Four UI faculty members win top teaching award
Four UI faculty members win top teaching award
Four University of Iowa faculty members have won the 2017 President and Provost Award for Teaching Excellence in recognition of their years of outstanding teaching. The recipients are Meenakshi Gigi Durham, professor of journalism and mass communication in the College of Liberal Arts and Sciences (CLAS); Julie Jessop, associate professor of chemical and biochemical engineering in the College of Engineering; Russell Larsen, senior lecturer in chemistry in CLAS; and Thomas Oetting, professor of ophthalmology in the Roy J. and Lucille A. Carver College of Medicine (CCOM).
The award, which is administered by the UI Council on Teaching, was created in 2004 as a university-wide recognition for faculty members who have demonstrated a sustained, high level of teaching excellence.
Meenakshi Gigi Durham
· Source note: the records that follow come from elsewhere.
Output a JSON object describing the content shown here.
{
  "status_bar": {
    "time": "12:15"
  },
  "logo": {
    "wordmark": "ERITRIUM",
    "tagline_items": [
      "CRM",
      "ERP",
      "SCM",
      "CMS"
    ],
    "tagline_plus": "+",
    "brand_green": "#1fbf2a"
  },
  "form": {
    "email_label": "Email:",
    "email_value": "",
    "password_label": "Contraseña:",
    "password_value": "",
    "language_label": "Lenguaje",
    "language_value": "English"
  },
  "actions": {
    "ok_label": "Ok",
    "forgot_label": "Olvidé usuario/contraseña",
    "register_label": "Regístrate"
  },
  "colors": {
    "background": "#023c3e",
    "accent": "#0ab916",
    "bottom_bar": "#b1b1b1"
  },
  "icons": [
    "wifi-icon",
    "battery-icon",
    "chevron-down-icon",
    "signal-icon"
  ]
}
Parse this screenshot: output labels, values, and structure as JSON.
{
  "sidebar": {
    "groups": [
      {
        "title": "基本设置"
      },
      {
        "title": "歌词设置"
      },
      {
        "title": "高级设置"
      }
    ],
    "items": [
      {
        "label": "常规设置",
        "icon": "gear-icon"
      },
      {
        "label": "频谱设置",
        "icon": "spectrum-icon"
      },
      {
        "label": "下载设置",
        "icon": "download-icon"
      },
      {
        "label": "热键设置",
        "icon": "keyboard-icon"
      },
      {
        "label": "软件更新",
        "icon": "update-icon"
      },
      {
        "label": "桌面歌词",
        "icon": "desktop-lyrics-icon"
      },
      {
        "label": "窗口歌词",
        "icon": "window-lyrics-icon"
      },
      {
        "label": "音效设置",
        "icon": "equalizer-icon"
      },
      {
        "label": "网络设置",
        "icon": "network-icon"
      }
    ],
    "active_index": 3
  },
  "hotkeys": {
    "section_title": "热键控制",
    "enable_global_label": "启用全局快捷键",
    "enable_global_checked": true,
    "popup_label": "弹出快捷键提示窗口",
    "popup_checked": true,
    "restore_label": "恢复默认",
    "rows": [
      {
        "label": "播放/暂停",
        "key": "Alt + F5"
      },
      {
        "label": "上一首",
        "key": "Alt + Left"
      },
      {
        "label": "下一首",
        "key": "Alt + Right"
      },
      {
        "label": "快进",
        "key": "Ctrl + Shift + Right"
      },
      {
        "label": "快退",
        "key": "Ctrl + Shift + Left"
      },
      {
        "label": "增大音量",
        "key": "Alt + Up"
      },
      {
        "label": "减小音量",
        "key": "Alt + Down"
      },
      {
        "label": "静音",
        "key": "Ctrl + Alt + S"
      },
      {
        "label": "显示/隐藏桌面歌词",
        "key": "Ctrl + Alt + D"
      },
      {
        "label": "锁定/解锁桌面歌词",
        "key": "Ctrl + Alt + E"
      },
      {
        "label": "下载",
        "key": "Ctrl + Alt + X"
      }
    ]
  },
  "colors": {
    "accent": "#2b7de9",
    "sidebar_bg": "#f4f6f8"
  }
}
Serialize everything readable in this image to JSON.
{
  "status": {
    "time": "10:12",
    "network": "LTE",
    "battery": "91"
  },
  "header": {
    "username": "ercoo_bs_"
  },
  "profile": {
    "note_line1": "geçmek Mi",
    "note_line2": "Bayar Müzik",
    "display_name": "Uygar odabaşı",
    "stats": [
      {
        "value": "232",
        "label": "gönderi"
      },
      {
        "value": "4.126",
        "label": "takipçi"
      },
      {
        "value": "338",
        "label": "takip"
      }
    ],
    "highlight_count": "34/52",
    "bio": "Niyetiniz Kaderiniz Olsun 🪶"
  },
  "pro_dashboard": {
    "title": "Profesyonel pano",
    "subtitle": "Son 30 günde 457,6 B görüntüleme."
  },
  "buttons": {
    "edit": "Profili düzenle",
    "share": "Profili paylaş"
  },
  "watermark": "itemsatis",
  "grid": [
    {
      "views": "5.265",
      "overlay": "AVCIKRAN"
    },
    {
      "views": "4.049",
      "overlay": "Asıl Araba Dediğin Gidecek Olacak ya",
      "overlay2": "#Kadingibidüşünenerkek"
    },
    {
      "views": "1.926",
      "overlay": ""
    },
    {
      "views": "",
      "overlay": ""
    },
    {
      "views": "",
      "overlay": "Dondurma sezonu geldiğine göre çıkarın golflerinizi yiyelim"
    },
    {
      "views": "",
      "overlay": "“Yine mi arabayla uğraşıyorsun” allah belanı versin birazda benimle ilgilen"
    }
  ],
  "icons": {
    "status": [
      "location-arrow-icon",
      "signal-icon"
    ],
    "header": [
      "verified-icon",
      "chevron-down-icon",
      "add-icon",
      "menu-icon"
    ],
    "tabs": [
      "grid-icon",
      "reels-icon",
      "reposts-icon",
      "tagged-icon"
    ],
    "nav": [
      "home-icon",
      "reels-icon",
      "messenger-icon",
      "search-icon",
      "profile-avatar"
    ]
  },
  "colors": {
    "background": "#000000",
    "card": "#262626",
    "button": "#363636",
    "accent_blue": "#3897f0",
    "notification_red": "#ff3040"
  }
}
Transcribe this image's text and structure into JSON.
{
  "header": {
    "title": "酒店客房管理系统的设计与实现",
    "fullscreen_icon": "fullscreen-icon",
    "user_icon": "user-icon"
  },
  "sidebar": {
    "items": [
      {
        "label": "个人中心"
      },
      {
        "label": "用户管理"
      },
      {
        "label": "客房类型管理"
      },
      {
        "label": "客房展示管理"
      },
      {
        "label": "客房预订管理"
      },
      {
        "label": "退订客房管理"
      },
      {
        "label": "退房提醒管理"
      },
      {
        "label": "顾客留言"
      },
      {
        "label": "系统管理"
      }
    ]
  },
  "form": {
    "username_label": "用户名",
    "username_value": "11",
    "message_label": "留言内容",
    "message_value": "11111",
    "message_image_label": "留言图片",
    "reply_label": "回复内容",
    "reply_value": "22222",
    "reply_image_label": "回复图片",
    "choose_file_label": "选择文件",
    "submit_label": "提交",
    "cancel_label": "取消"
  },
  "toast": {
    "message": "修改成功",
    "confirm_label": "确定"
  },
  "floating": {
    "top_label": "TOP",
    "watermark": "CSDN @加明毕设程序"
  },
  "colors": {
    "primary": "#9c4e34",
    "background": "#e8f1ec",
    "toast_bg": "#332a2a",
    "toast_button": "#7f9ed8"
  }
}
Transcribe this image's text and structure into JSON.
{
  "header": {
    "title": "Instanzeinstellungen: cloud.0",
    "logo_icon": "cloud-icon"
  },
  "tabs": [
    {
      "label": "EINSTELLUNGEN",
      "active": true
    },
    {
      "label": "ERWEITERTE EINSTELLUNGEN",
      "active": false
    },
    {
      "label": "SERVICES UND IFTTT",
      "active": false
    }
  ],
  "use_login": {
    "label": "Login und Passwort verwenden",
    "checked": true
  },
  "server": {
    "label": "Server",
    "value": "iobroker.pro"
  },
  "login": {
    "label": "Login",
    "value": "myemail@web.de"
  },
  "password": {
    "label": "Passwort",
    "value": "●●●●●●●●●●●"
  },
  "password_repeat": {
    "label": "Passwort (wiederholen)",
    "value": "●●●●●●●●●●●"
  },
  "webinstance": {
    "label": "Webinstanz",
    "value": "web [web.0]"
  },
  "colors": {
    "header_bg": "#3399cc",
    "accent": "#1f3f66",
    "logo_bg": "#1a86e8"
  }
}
Durham is a dedicated and effective teacher whose work in the classroom has inspired a generation of professional communicators, community leaders, and citizens. Teaching an impressive variety of courses on writing and on topics such as gender in the media, children and adolescents and the media, and media ethics, Durham connects intellectual concepts to real-world issues. Her Writing Across Cultures course, which teaches students how to recognize and transcend bias when reporting on cultures other than their own, has become one of the most popular offerings in the major and has helped many students go on to excel within the profession. She has also brought her passion for teaching to graduate student–development workshops in the Graduate College, workshops for K–12 teachers about girls’ relationships with media images, and workshops for the Center for Teaching on a variety of topics. Her many teaching honors include the 2015 Honors Thesis Mentor Award.
Jessop is a leader in education innovation, both in course development and delivery. She has introduced successful innovations into many courses, several of which now serve as models for others in the college and university. Her decision to “flip” the introductory chemical engineering course Process Calculations—making lecture materials available to students outside of class and using class time to guide small groups through questions and problems—has led to a 10 percent increase in final exam grades for the course. She also influences students through her roles as academic advisor, student group advisor, and research advisor. Her role as a teacher extends beyond the classroom to numerous outreach activities, including working with local elementary and middle school teachers to bring hands-on science labs into their classrooms and mentoring high school students through Workplace Learning Connection. Her teaching was most recently recognized with the college’s 2016 Faculty Excellence Award for Teaching.
Larsen has a career-long record of extensive and outstanding contributions to the teaching mission of the Department of Chemistry. Students are not only grateful for his extraordinary ability to explain complex chemistry concepts in an engaging way, they also appreciate him as a generous, inspiring, and empathetic mentor who has positively affected their lives, often even well after they’ve left his class. Teaching assistants and faculty colleagues also deeply value his mentorship, especially those who are new to the challenges of teaching very large courses. He has played a defining role in developing and modernizing the first-year general chemistry curriculum and is actively engaged in many educational development efforts at the university level. His teaching and the improvements he has spearheaded have had a lasting positive impact on tens of thousands of UI students. He has been recognized for teaching excellence many times, including with the 2012 Collegiate Teaching Award.
Oetting directs the residency program for the UI Hospitals and Clinics (UIHC) Department of Ophthalmology. He developed a structured training program for cataract surgery that reduced trainee complications and has been copied across the country. He cofounded the EyeRounds website, a vast online resource that includes an ophthalmic photo atlas, surgical videos, and case examples, which last year alone was visited more than 1.6 million times by surgeons and trainees in 226 countries. Oetting is an early adopter of social media whose cataract surgery Facebook page has over 25,000 followers from across the globe. He is a five-time winner of the UIHC Department of Ophthalmology Faculty Teaching Award, recognized not only for his skill as a teacher of surgery but also for his compassion and advocacy for his trainees. In 2012 the American Academy of Ophthalmology awarded him its Straatsma Award for Teaching, and this year its advocacy award.